[What you will do]: The entries below should be written out again exactly as they stand.

[Input data]:

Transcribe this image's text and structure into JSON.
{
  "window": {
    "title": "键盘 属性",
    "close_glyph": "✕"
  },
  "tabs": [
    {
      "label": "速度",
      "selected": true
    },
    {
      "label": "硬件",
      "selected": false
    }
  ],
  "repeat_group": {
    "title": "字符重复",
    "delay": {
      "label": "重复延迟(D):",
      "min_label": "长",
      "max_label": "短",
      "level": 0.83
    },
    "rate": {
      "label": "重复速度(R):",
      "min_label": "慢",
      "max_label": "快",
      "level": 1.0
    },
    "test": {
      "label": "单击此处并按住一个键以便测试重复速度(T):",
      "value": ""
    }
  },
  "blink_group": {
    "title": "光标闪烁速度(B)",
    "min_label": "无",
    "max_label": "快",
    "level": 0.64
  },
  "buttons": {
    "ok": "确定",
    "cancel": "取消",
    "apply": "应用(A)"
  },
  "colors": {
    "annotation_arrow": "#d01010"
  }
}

[Output of the task]:
Transcribe this image's text and structure into JSON.
{
  "window": {
    "title": "键盘 属性",
    "close_glyph": "✕"
  },
  "tabs": [
    {
      "label": "速度",
      "selected": true
    },
    {
      "label": "硬件",
      "selected": false
    }
  ],
  "repeat_group": {
    "title": "字符重复",
    "delay": {
      "label": "重复延迟(D):",
      "min_label": "长",
      "max_label": "短",
      "level": 0.83
    },
    "rate": {
      "label": "重复速度(R):",
      "min_label": "慢",
      "max_label": "快",
      "level": 1.0
    },
    "test": {
      "label": "单击此处并按住一个键以便测试重复速度(T):",
      "value": ""
    }
  },
  "blink_group": {
    "title": "光标闪烁速度(B)",
    "min_label": "无",
    "max_label": "快",
    "level": 0.64
  },
  "buttons": {
    "ok": "确定",
    "cancel": "取消",
    "apply": "应用(A)"
  },
  "colors": {
    "annotation_arrow": "#d01010"
  }
}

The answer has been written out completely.